The need to take a breather from the rat race and counterbalance society’s expectations and constrictions is stronger than ever. Although it’s not a good idea to skip from practice to practice and never fully explore one, I’ve been trying a new one as a daily practice to clear myself out. It's channeled by Rae Chandran, an internationally known spiritual teacher and healer. It's an easy chant, just a few syllables. Doing something to clear yourself out will help lighten psychic burdens heaped upon you. Cleared out, you get a better understanding of what lights you up. This little meditation just takes a few minutes. Any practice will do that helps keep you in touch with your own values and what’s important to your heart.
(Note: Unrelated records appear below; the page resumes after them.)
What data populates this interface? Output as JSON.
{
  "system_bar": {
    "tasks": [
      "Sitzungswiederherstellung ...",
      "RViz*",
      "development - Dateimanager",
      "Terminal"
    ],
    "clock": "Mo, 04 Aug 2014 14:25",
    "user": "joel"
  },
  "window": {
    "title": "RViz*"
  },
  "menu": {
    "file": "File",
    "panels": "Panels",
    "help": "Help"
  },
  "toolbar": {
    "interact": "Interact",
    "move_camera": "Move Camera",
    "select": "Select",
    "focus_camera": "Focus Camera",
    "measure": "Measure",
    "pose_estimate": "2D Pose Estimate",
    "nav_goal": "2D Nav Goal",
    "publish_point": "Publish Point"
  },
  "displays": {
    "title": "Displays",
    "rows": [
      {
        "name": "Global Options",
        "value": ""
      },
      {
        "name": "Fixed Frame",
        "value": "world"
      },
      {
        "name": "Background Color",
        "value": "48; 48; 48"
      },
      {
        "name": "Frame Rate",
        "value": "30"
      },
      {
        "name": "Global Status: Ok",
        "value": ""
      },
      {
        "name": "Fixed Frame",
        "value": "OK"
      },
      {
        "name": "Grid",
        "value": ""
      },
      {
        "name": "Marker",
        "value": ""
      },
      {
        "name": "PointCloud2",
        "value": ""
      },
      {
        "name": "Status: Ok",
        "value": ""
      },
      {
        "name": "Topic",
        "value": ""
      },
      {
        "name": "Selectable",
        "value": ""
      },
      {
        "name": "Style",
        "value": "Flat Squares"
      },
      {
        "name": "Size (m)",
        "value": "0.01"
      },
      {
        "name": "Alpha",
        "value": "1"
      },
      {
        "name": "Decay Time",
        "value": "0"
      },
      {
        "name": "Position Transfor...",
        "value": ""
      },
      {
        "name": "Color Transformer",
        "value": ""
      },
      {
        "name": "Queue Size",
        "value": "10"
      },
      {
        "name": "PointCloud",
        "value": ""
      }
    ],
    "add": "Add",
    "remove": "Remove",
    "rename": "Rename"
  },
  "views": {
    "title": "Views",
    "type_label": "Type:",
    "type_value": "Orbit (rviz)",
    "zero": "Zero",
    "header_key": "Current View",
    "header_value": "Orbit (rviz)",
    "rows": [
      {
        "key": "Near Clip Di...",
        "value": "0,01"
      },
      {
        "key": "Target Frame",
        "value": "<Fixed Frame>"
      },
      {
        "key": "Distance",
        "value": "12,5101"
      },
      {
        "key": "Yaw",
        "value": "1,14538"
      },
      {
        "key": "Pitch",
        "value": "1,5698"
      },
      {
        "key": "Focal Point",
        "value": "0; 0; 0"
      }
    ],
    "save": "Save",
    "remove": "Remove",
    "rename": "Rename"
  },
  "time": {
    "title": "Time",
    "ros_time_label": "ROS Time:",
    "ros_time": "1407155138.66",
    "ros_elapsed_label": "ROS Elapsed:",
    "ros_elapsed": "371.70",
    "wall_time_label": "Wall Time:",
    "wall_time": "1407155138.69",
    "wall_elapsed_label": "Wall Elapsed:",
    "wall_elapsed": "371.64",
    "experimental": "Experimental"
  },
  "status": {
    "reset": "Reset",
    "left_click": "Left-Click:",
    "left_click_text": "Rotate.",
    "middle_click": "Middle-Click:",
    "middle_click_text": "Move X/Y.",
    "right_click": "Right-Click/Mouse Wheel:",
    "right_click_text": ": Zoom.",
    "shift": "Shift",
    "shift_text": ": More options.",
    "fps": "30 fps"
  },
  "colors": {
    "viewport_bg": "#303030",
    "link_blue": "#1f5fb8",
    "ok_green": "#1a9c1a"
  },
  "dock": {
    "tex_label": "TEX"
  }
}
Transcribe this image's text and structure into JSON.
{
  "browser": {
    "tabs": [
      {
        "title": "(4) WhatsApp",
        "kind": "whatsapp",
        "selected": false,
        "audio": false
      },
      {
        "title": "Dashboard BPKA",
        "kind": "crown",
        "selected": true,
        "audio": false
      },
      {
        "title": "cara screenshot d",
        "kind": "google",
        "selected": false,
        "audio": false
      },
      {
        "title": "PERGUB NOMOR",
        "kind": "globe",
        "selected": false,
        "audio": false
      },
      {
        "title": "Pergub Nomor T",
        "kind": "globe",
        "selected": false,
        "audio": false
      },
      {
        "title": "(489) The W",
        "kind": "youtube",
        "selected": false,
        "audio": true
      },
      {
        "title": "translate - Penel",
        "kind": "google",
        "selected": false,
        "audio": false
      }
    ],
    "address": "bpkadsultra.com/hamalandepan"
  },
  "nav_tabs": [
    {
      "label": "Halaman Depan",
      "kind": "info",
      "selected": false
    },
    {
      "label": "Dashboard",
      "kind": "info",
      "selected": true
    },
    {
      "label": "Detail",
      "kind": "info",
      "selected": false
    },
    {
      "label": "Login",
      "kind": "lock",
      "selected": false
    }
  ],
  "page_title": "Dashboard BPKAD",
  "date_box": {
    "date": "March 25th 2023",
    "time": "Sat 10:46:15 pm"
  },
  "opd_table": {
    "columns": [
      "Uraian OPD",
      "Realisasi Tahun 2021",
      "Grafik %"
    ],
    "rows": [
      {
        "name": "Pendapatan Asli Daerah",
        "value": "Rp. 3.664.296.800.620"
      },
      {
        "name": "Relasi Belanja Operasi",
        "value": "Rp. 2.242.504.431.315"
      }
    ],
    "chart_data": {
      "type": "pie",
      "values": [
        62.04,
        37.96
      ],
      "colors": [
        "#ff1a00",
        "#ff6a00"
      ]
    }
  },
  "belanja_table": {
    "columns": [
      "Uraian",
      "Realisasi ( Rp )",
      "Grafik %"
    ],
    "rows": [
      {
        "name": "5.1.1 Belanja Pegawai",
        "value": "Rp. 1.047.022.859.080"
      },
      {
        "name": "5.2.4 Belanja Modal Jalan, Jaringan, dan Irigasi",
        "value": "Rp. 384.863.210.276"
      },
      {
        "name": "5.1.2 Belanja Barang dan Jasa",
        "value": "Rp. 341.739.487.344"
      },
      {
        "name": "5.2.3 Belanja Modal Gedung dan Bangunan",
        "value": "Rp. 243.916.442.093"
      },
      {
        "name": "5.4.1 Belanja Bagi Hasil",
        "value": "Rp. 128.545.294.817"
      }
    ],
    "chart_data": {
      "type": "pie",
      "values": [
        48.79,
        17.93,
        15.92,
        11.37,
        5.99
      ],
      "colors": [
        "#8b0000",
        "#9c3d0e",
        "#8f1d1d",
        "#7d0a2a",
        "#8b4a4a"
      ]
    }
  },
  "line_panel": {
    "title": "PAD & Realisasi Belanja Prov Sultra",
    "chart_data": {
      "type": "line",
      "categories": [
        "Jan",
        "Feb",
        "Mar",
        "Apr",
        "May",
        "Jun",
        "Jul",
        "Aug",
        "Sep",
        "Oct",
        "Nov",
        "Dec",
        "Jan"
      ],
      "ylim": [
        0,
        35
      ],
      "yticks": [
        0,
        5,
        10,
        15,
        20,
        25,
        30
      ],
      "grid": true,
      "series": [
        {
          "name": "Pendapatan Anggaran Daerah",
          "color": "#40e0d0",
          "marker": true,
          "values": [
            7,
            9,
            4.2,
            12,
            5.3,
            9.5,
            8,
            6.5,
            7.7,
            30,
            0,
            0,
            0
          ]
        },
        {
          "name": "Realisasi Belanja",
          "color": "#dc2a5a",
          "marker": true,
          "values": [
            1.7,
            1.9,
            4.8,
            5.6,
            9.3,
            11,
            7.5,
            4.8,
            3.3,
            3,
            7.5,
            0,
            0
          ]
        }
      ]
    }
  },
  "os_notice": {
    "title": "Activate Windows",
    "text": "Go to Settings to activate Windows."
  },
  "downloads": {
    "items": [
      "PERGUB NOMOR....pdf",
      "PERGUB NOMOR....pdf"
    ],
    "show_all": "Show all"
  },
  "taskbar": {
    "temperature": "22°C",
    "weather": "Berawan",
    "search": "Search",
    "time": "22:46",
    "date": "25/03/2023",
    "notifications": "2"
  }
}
The first chant, Uuaa Tatt Isk. helps your body release energetic blockages. The sounds release cellular material, according to Rae. The second chant, Sa Me Hey Yaa Koo , helps heal your emotional body. The healing sound for the mental body is Kuu Maat Tatt Mmmmmm.
Chant the first one, “Uuaa Tatt Isk”, for twenty one days, at least twenty-one times each day. You can hold in your mind while you chant, a part of your body or life you want healed. Typically, you might notice your voice free up, and a feeling that there’s a healthy flow to your energy. You might also experience past events or past life events that come up to be released. After chanting each twenty-one days, twenty-one times each, see if you are more receptive to your own good, and on a higher vibration! Repeat the 21 day cycle with the other chants. (A recording of the chants will be online here around July 9th , and if you want to try chanting yourself to music, there is a music-only soundtrack uploaded as well.)
Elissa Heyman has a private psychic counseling and healing practice in Santa Fe, NM, and by telephone internationally. Elissa's website offers educational articles, a weekly psychic horoscope podcast, free guided meditations recommended by Spirituality/Health magazine, and an award-winning newsletter. Contact Elissa for a private psychic counseling and healing telephone appointment at 505-982-3294 in Santa Fe. New: A tarot workshop and healing circle weekend in Santa Fe, July 16-17 and August 13-14th.
Elissa Heyman, Psychic Counseling and Spiritual Healing, in person/by phone, Santa Fe, NM 87501, 505-982-3294. firstname.lastname@example.org